▼▼▼
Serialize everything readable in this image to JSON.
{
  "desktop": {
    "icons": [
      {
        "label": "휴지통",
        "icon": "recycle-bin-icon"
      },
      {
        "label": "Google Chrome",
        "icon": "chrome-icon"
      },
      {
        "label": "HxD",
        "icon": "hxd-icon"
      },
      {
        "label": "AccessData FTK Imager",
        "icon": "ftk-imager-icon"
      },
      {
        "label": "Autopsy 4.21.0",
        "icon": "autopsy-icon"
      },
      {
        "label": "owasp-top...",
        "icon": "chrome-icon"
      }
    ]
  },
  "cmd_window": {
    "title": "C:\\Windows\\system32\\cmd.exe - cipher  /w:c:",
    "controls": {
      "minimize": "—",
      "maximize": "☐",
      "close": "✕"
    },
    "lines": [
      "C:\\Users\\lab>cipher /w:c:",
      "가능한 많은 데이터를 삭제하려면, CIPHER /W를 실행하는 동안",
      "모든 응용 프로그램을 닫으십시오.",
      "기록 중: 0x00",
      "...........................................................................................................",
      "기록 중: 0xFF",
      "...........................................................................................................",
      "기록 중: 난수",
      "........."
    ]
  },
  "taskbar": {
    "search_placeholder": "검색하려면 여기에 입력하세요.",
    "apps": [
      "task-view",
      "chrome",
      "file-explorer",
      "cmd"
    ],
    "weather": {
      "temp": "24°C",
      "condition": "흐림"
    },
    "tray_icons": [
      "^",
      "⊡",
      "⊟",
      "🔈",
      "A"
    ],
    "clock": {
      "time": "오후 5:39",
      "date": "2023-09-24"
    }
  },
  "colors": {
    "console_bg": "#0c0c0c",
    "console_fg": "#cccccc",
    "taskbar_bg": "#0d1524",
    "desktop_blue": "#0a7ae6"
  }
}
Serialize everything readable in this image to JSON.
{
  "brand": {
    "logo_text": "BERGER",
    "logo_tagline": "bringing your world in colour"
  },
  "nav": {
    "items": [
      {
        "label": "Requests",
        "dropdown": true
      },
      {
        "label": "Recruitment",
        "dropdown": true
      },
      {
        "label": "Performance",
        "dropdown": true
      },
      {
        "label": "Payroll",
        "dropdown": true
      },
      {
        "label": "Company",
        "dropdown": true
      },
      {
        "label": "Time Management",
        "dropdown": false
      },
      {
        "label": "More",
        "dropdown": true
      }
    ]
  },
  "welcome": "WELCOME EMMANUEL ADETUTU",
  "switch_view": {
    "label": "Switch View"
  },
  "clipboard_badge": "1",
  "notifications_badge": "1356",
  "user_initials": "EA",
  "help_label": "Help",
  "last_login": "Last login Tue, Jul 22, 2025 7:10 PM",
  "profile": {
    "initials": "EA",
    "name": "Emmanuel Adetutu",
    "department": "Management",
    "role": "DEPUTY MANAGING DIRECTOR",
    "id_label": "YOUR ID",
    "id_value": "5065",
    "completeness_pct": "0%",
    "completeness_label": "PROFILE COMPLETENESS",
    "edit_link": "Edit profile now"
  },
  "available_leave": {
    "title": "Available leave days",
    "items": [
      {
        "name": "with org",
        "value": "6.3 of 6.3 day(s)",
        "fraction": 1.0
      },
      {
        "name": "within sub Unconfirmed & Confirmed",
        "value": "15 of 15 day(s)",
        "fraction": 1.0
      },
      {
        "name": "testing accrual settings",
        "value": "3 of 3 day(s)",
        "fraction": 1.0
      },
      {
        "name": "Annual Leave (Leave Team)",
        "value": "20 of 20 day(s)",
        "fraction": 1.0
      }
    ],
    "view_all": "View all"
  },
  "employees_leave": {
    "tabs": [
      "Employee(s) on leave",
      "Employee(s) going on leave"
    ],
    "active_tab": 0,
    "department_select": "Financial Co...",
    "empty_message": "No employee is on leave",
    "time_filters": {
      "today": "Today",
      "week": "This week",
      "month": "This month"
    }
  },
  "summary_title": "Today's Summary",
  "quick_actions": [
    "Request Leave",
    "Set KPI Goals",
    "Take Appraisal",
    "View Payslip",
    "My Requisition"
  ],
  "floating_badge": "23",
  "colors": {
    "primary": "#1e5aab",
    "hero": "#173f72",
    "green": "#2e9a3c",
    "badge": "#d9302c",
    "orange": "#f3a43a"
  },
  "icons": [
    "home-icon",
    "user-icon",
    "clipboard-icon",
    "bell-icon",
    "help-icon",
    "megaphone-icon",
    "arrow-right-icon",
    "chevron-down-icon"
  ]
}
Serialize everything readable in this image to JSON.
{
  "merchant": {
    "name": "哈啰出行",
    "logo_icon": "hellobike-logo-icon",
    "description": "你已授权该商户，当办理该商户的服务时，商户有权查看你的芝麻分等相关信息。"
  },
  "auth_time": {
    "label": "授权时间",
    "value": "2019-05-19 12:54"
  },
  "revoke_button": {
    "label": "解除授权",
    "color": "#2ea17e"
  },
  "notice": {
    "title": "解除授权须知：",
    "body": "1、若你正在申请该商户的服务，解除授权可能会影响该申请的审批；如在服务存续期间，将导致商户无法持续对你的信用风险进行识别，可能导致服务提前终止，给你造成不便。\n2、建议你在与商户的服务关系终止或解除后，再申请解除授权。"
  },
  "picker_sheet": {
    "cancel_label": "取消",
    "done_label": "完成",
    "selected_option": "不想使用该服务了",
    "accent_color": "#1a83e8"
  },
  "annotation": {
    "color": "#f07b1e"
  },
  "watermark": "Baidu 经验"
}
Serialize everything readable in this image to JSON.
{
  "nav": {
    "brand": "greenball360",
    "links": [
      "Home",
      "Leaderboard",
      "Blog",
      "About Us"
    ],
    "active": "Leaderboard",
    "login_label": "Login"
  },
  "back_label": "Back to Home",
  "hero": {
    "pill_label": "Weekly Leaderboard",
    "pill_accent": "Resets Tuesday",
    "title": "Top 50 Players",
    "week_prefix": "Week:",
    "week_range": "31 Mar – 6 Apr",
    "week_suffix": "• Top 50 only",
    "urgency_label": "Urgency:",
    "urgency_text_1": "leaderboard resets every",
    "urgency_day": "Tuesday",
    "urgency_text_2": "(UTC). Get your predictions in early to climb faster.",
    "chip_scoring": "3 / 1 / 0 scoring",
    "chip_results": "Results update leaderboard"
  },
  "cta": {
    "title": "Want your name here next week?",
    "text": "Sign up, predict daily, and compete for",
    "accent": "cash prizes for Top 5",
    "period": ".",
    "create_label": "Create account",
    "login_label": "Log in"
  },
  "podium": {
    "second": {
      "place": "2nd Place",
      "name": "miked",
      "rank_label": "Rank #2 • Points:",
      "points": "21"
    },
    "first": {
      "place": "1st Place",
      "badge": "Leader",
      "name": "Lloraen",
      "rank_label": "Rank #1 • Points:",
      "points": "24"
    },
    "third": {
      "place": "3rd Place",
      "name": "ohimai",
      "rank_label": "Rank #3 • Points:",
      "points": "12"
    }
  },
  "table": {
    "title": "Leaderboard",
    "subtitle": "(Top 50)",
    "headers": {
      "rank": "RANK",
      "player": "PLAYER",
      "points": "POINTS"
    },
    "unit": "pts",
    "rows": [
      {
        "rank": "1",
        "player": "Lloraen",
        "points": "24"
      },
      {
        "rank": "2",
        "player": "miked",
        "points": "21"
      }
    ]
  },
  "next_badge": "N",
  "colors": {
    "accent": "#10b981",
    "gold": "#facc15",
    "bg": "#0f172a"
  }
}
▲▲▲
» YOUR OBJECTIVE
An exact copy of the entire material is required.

» WRITTEN ANSWER
Serialize everything readable in this image to JSON.
{
  "desktop": {
    "icons": [
      {
        "label": "휴지통",
        "icon": "recycle-bin-icon"
      },
      {
        "label": "Google Chrome",
        "icon": "chrome-icon"
      },
      {
        "label": "HxD",
        "icon": "hxd-icon"
      },
      {
        "label": "AccessData FTK Imager",
        "icon": "ftk-imager-icon"
      },
      {
        "label": "Autopsy 4.21.0",
        "icon": "autopsy-icon"
      },
      {
        "label": "owasp-top...",
        "icon": "chrome-icon"
      }
    ]
  },
  "cmd_window": {
    "title": "C:\\Windows\\system32\\cmd.exe - cipher  /w:c:",
    "controls": {
      "minimize": "—",
      "maximize": "☐",
      "close": "✕"
    },
    "lines": [
      "C:\\Users\\lab>cipher /w:c:",
      "가능한 많은 데이터를 삭제하려면, CIPHER /W를 실행하는 동안",
      "모든 응용 프로그램을 닫으십시오.",
      "기록 중: 0x00",
      "...........................................................................................................",
      "기록 중: 0xFF",
      "...........................................................................................................",
      "기록 중: 난수",
      "........."
    ]
  },
  "taskbar": {
    "search_placeholder": "검색하려면 여기에 입력하세요.",
    "apps": [
      "task-view",
      "chrome",
      "file-explorer",
      "cmd"
    ],
    "weather": {
      "temp": "24°C",
      "condition": "흐림"
    },
    "tray_icons": [
      "^",
      "⊡",
      "⊟",
      "🔈",
      "A"
    ],
    "clock": {
      "time": "오후 5:39",
      "date": "2023-09-24"
    }
  },
  "colors": {
    "console_bg": "#0c0c0c",
    "console_fg": "#cccccc",
    "taskbar_bg": "#0d1524",
    "desktop_blue": "#0a7ae6"
  }
}
Serialize everything readable in this image to JSON.
{
  "brand": {
    "logo_text": "BERGER",
    "logo_tagline": "bringing your world in colour"
  },
  "nav": {
    "items": [
      {
        "label": "Requests",
        "dropdown": true
      },
      {
        "label": "Recruitment",
        "dropdown": true
      },
      {
        "label": "Performance",
        "dropdown": true
      },
      {
        "label": "Payroll",
        "dropdown": true
      },
      {
        "label": "Company",
        "dropdown": true
      },
      {
        "label": "Time Management",
        "dropdown": false
      },
      {
        "label": "More",
        "dropdown": true
      }
    ]
  },
  "welcome": "WELCOME EMMANUEL ADETUTU",
  "switch_view": {
    "label": "Switch View"
  },
  "clipboard_badge": "1",
  "notifications_badge": "1356",
  "user_initials": "EA",
  "help_label": "Help",
  "last_login": "Last login Tue, Jul 22, 2025 7:10 PM",
  "profile": {
    "initials": "EA",
    "name": "Emmanuel Adetutu",
    "department": "Management",
    "role": "DEPUTY MANAGING DIRECTOR",
    "id_label": "YOUR ID",
    "id_value": "5065",
    "completeness_pct": "0%",
    "completeness_label": "PROFILE COMPLETENESS",
    "edit_link": "Edit profile now"
  },
  "available_leave": {
    "title": "Available leave days",
    "items": [
      {
        "name": "with org",
        "value": "6.3 of 6.3 day(s)",
        "fraction": 1.0
      },
      {
        "name": "within sub Unconfirmed & Confirmed",
        "value": "15 of 15 day(s)",
        "fraction": 1.0
      },
      {
        "name": "testing accrual settings",
        "value": "3 of 3 day(s)",
        "fraction": 1.0
      },
      {
        "name": "Annual Leave (Leave Team)",
        "value": "20 of 20 day(s)",
        "fraction": 1.0
      }
    ],
    "view_all": "View all"
  },
  "employees_leave": {
    "tabs": [
      "Employee(s) on leave",
      "Employee(s) going on leave"
    ],
    "active_tab": 0,
    "department_select": "Financial Co...",
    "empty_message": "No employee is on leave",
    "time_filters": {
      "today": "Today",
      "week": "This week",
      "month": "This month"
    }
  },
  "summary_title": "Today's Summary",
  "quick_actions": [
    "Request Leave",
    "Set KPI Goals",
    "Take Appraisal",
    "View Payslip",
    "My Requisition"
  ],
  "floating_badge": "23",
  "colors": {
    "primary": "#1e5aab",
    "hero": "#173f72",
    "green": "#2e9a3c",
    "badge": "#d9302c",
    "orange": "#f3a43a"
  },
  "icons": [
    "home-icon",
    "user-icon",
    "clipboard-icon",
    "bell-icon",
    "help-icon",
    "megaphone-icon",
    "arrow-right-icon",
    "chevron-down-icon"
  ]
}
Serialize everything readable in this image to JSON.
{
  "merchant": {
    "name": "哈啰出行",
    "logo_icon": "hellobike-logo-icon",
    "description": "你已授权该商户，当办理该商户的服务时，商户有权查看你的芝麻分等相关信息。"
  },
  "auth_time": {
    "label": "授权时间",
    "value": "2019-05-19 12:54"
  },
  "revoke_button": {
    "label": "解除授权",
    "color": "#2ea17e"
  },
  "notice": {
    "title": "解除授权须知：",
    "body": "1、若你正在申请该商户的服务，解除授权可能会影响该申请的审批；如在服务存续期间，将导致商户无法持续对你的信用风险进行识别，可能导致服务提前终止，给你造成不便。\n2、建议你在与商户的服务关系终止或解除后，再申请解除授权。"
  },
  "picker_sheet": {
    "cancel_label": "取消",
    "done_label": "完成",
    "selected_option": "不想使用该服务了",
    "accent_color": "#1a83e8"
  },
  "annotation": {
    "color": "#f07b1e"
  },
  "watermark": "Baidu 经验"
}
Serialize everything readable in this image to JSON.
{
  "nav": {
    "brand": "greenball360",
    "links": [
      "Home",
      "Leaderboard",
      "Blog",
      "About Us"
    ],
    "active": "Leaderboard",
    "login_label": "Login"
  },
  "back_label": "Back to Home",
  "hero": {
    "pill_label": "Weekly Leaderboard",
    "pill_accent": "Resets Tuesday",
    "title": "Top 50 Players",
    "week_prefix": "Week:",
    "week_range": "31 Mar – 6 Apr",
    "week_suffix": "• Top 50 only",
    "urgency_label": "Urgency:",
    "urgency_text_1": "leaderboard resets every",
    "urgency_day": "Tuesday",
    "urgency_text_2": "(UTC). Get your predictions in early to climb faster.",
    "chip_scoring": "3 / 1 / 0 scoring",
    "chip_results": "Results update leaderboard"
  },
  "cta": {
    "title": "Want your name here next week?",
    "text": "Sign up, predict daily, and compete for",
    "accent": "cash prizes for Top 5",
    "period": ".",
    "create_label": "Create account",
    "login_label": "Log in"
  },
  "podium": {
    "second": {
      "place": "2nd Place",
      "name": "miked",
      "rank_label": "Rank #2 • Points:",
      "points": "21"
    },
    "first": {
      "place": "1st Place",
      "badge": "Leader",
      "name": "Lloraen",
      "rank_label": "Rank #1 • Points:",
      "points": "24"
    },
    "third": {
      "place": "3rd Place",
      "name": "ohimai",
      "rank_label": "Rank #3 • Points:",
      "points": "12"
    }
  },
  "table": {
    "title": "Leaderboard",
    "subtitle": "(Top 50)",
    "headers": {
      "rank": "RANK",
      "player": "PLAYER",
      "points": "POINTS"
    },
    "unit": "pts",
    "rows": [
      {
        "rank": "1",
        "player": "Lloraen",
        "points": "24"
      },
      {
        "rank": "2",
        "player": "miked",
        "points": "21"
      }
    ]
  },
  "next_badge": "N",
  "colors": {
    "accent": "#10b981",
    "gold": "#facc15",
    "bg": "#0f172a"
  }
}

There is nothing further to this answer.